Work instruction: Your answer should consist of each line below that includes the word "edad".
□ □ □
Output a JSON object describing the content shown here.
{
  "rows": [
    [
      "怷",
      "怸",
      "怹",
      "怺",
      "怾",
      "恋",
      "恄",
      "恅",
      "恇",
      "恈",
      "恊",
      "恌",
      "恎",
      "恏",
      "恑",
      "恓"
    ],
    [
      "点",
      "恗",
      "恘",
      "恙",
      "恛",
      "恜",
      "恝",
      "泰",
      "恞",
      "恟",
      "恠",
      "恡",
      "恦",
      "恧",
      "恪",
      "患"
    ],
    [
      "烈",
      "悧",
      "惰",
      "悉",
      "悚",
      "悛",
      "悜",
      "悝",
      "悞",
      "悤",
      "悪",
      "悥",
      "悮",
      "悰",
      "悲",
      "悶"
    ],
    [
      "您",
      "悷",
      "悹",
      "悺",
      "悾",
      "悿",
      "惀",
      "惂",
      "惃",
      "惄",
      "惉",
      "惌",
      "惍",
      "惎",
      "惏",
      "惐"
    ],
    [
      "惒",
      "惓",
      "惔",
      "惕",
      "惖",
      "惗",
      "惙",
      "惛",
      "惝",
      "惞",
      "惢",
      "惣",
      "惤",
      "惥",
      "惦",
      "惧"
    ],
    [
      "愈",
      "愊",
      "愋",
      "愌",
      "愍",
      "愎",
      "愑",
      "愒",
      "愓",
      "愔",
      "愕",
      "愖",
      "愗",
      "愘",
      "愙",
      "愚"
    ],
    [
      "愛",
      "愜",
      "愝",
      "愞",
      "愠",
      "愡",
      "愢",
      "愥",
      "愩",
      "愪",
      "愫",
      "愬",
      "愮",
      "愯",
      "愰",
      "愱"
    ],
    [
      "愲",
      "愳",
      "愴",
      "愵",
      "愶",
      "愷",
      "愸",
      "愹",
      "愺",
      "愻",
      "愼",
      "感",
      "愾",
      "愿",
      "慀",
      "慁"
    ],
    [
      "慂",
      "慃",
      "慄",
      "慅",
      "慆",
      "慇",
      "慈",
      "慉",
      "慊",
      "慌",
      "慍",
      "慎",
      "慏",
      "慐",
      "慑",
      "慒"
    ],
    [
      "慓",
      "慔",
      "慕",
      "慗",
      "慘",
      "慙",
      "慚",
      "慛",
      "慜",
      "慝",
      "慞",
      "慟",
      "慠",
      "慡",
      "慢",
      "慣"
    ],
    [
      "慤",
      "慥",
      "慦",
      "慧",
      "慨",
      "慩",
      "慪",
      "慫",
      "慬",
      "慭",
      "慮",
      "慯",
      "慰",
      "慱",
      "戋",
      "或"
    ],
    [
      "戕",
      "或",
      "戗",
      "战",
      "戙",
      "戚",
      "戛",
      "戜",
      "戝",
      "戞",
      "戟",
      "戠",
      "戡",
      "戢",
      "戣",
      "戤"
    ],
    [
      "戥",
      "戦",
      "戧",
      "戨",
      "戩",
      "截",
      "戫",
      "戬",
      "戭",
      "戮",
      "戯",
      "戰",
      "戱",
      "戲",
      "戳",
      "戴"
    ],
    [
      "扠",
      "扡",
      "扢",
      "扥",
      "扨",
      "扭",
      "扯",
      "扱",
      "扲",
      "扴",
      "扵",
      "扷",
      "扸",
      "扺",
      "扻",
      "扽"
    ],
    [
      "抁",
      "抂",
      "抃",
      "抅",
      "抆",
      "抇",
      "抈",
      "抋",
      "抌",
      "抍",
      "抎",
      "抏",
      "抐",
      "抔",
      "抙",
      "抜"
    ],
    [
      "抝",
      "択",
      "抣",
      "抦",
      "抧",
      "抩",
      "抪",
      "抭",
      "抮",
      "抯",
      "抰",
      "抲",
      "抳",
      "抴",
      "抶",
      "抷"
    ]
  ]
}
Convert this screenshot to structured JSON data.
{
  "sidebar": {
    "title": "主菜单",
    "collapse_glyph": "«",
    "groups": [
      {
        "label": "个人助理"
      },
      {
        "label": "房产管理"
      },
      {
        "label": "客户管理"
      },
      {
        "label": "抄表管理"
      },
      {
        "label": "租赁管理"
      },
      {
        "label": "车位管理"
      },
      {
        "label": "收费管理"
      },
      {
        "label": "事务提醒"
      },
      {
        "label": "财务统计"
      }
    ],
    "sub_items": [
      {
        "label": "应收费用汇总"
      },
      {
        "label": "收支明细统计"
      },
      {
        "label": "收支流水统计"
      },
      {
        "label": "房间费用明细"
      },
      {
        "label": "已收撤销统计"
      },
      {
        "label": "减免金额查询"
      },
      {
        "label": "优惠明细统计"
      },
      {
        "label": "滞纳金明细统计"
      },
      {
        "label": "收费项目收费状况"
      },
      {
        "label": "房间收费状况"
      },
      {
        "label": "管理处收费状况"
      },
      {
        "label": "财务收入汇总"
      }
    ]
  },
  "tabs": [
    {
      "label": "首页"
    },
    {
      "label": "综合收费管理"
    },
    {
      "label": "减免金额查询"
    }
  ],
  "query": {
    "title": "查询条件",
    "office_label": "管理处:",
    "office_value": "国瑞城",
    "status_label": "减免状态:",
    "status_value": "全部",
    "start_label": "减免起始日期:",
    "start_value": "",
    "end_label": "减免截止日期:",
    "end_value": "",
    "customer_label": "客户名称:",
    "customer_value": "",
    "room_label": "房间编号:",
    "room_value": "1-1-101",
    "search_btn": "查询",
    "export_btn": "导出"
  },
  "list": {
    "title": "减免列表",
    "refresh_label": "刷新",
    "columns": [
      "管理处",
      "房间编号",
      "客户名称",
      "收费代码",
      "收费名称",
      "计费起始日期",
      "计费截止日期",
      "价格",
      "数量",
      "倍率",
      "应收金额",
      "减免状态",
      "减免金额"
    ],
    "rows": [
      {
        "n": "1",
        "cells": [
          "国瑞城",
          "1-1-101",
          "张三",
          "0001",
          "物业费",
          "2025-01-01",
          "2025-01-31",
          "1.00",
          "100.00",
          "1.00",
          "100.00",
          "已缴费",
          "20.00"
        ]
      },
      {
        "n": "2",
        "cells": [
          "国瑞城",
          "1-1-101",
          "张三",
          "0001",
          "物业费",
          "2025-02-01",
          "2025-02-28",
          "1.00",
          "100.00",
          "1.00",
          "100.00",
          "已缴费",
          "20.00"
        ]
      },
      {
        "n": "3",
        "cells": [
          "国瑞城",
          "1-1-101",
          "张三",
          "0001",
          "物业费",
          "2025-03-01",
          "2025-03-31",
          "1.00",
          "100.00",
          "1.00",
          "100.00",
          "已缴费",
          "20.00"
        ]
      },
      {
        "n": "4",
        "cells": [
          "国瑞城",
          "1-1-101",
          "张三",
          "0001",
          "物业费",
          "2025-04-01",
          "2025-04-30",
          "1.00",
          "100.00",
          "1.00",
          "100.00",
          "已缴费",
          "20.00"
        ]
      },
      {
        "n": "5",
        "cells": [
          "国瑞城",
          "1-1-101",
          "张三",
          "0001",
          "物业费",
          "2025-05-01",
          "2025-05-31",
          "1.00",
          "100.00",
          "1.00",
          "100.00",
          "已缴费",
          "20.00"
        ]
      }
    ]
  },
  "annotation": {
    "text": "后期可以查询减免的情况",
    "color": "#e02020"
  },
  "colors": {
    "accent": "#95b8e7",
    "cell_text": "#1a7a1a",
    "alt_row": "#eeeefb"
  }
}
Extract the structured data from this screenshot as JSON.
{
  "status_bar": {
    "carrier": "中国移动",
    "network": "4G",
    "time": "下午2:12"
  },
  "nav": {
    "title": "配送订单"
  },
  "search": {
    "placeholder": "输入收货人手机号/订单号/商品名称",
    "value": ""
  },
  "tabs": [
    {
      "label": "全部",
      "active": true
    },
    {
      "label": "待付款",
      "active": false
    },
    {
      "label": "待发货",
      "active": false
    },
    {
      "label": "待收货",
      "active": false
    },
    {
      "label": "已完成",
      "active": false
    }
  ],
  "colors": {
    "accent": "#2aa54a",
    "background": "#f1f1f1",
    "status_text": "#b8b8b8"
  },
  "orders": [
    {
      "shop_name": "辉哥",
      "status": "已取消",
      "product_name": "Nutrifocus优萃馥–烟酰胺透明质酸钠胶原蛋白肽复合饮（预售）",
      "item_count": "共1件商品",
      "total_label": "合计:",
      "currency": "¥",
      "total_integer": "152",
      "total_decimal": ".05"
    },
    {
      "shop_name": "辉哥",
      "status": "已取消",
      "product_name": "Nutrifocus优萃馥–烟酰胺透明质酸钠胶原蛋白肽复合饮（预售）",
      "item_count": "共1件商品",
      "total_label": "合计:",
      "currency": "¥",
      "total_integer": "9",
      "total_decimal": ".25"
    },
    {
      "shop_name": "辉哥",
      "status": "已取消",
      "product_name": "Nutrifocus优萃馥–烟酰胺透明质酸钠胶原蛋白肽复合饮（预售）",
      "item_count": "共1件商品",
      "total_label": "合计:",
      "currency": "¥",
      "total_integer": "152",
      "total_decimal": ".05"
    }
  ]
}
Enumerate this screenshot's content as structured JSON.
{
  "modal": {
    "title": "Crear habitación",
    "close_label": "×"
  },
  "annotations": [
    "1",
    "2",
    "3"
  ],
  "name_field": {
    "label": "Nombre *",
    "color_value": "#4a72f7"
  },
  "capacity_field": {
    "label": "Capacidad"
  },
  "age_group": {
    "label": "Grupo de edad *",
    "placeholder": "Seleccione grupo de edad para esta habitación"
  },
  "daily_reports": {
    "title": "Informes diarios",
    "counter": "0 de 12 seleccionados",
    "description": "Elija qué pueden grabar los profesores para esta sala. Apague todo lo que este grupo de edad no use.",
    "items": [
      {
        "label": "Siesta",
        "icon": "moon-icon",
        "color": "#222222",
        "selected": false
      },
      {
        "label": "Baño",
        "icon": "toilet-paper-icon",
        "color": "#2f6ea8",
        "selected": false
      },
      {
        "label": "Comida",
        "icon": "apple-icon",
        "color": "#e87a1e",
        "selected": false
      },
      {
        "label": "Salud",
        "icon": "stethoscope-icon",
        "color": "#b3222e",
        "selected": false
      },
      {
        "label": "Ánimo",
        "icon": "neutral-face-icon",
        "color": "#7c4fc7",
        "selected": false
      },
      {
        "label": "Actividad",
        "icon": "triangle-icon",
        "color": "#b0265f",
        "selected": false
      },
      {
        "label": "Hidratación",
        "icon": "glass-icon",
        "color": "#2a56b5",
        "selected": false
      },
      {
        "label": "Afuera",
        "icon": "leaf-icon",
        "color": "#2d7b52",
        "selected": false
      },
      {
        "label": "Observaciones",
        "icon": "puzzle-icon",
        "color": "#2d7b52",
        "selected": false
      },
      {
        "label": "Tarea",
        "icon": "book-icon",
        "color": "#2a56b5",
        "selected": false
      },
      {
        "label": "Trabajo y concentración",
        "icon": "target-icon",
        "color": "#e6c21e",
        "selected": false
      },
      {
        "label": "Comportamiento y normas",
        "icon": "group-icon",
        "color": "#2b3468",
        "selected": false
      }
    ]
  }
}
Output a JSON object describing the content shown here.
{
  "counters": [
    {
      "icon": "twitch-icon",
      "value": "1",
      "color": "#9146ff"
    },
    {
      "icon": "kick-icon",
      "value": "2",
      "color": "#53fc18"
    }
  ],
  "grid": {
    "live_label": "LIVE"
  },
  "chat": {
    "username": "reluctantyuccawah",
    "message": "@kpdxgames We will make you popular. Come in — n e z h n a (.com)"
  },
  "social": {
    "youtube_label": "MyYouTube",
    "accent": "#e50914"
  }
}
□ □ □
Task solution:
    "label": "Grupo de edad *",
    "placeholder": "Seleccione grupo de edad para esta habitación"
    "description": "Elija qué pueden grabar los profesores para esta sala. Apague todo lo que este grupo de edad no use.",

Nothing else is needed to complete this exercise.